The iconic 15th century Grand Bazaar in Istanbul as it reopens, June 1, 2020. /AP

The iconic 15th century Grand Bazaar in Istanbul as it reopens, June 1, 2020. /AP

Turkey reopened restaurants, cafes and Istanbul's iconic 15th century Grand Bazaar market on Monday as the government further eased coronavirus restrictions. Many other facilities including parks, beaches, libraries and museums reopened across the country, while millions of public sector employees returned to work.

At Istanbul's landmark Grand Bazaar, traders were dusting the shelves and tidying their shops while janitors scrubbed floors as the world-famous site welcomed visitors again. The bazaar on the historic peninsula also home to tourist sites such as the Hagia Sophia museum and the Blue Mosque, was closed on March 23 to stem the spread of the coronavirus.

The bazaar – which was built in 1455 just two years after the Ottomans seized Istanbul, then known as Constantinople – is home to almost 3,000 shops where more than 30,000 people work. It was the market's longest closure in its more than 550-year-old history that did not involve fires or earthquakes. 

A restaurant, in Ankara, Turkey, June 1, 2020. /AP

A restaurant, in Ankara, Turkey, June 1, 2020. /AP

Turkey, with a population of 83 million, has recorded over 4,500 virus-related deaths. The government has boasted of its success in handling the outbreak and avoiding becoming a virus hotspot such as Italy or the United Kingdom. 

Officials say the pandemic is now under control, but have repeatedly warned citizens to respect social distancing rules and wear masks outside.

Bars and nightclubs remain closed, while restaurants and cafes – open for the first time since March 16 – must space tables apart and diners must wear masks when they are not eating. 

In one cafe near Istanbul's central Taksim square, mannequins have been set up at the tables to aid social distancing and give the impression that the place is busier.

Domestic flights also resumed between a limited number of cities, as an inter-city travel ban was lifted, with national carrier Turkish Airlines carrying out its first trip since early April.

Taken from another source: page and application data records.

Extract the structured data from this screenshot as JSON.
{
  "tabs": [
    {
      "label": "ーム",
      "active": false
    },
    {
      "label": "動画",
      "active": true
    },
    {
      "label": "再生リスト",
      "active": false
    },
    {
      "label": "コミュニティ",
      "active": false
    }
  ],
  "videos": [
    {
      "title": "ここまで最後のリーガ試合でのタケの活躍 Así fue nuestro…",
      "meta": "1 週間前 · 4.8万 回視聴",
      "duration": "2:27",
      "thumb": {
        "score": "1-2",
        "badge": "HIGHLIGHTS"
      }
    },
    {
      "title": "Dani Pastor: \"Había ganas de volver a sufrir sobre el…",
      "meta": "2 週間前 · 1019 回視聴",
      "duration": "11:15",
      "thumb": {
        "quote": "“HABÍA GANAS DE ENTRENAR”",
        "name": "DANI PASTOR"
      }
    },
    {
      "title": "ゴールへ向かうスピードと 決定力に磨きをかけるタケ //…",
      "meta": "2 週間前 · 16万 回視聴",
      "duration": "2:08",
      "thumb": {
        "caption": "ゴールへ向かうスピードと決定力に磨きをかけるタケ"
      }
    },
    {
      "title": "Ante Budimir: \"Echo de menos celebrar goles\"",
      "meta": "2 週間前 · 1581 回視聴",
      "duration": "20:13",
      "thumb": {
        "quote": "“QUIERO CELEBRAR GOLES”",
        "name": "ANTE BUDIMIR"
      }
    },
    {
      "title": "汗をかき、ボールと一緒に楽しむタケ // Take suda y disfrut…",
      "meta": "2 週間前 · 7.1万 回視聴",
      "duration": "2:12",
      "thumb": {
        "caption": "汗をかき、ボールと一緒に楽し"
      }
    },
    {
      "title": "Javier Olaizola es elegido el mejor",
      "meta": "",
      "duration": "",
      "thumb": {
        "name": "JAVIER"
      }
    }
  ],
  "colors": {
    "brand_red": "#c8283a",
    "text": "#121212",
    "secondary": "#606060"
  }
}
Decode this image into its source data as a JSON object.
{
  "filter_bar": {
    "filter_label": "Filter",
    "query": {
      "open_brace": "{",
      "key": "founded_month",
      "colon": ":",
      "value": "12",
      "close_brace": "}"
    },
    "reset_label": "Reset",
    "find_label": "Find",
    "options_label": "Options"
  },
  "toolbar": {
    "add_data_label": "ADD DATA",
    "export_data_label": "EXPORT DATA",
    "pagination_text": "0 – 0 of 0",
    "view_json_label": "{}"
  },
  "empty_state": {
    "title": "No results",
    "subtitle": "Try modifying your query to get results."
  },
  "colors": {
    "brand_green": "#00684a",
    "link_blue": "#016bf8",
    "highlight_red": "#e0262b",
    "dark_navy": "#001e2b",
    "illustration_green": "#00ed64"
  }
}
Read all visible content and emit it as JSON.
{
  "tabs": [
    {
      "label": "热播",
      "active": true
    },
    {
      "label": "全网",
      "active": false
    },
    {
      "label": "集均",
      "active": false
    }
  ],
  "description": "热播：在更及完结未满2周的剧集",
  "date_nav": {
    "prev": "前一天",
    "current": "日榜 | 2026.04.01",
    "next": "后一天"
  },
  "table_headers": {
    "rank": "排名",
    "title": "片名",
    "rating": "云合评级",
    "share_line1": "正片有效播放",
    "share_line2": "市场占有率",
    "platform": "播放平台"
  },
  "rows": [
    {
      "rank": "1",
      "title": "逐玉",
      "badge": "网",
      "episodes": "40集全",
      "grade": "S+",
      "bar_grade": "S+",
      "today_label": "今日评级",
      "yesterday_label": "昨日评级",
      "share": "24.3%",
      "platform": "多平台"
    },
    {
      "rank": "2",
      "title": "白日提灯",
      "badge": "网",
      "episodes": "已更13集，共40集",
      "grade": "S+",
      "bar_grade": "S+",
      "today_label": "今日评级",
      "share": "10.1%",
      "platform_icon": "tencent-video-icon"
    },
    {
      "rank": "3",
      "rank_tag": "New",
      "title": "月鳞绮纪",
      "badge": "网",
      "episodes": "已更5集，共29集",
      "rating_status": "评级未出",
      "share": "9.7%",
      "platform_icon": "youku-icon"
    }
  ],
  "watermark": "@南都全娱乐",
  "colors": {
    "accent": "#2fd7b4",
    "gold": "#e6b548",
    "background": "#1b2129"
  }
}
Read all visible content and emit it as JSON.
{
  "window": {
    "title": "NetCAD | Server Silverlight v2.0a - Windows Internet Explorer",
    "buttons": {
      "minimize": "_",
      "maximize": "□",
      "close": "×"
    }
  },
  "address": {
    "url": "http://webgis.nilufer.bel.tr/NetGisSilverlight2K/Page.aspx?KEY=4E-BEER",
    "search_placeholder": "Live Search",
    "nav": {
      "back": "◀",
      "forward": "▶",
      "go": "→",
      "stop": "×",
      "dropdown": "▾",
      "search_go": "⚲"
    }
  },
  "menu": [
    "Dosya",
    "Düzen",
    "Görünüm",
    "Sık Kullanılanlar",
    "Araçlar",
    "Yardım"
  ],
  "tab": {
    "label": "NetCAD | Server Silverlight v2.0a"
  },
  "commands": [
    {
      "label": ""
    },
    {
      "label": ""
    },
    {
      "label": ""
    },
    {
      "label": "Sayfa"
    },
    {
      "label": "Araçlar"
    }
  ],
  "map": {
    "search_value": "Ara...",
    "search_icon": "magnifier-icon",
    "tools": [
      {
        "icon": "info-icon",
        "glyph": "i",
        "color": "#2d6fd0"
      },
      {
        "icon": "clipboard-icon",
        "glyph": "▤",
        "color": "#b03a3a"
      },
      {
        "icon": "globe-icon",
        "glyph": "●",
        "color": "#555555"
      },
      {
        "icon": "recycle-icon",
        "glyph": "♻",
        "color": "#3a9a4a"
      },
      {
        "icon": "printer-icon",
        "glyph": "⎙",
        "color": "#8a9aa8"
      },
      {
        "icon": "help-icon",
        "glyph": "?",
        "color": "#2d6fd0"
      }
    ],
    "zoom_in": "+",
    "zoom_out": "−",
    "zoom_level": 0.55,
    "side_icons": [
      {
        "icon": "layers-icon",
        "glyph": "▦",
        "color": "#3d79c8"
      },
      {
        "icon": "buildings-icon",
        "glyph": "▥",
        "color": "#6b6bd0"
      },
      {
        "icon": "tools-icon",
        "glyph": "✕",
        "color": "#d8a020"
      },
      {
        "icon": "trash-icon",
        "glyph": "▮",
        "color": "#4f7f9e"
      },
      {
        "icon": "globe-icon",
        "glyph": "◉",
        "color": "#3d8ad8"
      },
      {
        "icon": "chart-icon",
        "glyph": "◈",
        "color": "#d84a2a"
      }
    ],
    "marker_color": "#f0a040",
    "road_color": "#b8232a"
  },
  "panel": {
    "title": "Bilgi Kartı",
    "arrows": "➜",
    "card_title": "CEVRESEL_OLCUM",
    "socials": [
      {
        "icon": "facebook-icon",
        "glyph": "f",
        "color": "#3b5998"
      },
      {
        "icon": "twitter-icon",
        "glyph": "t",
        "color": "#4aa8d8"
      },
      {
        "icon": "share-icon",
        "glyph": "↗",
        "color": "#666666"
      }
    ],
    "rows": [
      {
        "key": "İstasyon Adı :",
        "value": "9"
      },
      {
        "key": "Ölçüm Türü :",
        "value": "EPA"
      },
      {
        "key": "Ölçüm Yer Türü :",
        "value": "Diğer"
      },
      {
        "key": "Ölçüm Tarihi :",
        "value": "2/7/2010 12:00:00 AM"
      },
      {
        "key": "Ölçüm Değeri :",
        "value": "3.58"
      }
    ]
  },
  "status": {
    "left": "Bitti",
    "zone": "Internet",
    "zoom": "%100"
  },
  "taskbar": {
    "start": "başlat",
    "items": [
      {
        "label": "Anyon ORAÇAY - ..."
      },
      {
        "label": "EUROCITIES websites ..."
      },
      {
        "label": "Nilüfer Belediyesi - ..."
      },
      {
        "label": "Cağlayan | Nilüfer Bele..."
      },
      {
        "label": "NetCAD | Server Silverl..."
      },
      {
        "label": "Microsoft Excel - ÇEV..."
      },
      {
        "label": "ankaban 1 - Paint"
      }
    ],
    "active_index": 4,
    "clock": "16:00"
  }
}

International flights remain suspended until June 10. 

All visitors must wear masks at the bazaar, and customer numbers are limited inside shops. Some of the traders complained of inadequate air flow. 

"Windows in the bazaar's main artery are open but this isn't the case in this section," said Celal, brushing off the dust on "evil eye" jewelry. He hoped windows would be opened because there was no air conditioning. "Otherwise we're like in a fish bowl," he said.

Source(s): AFP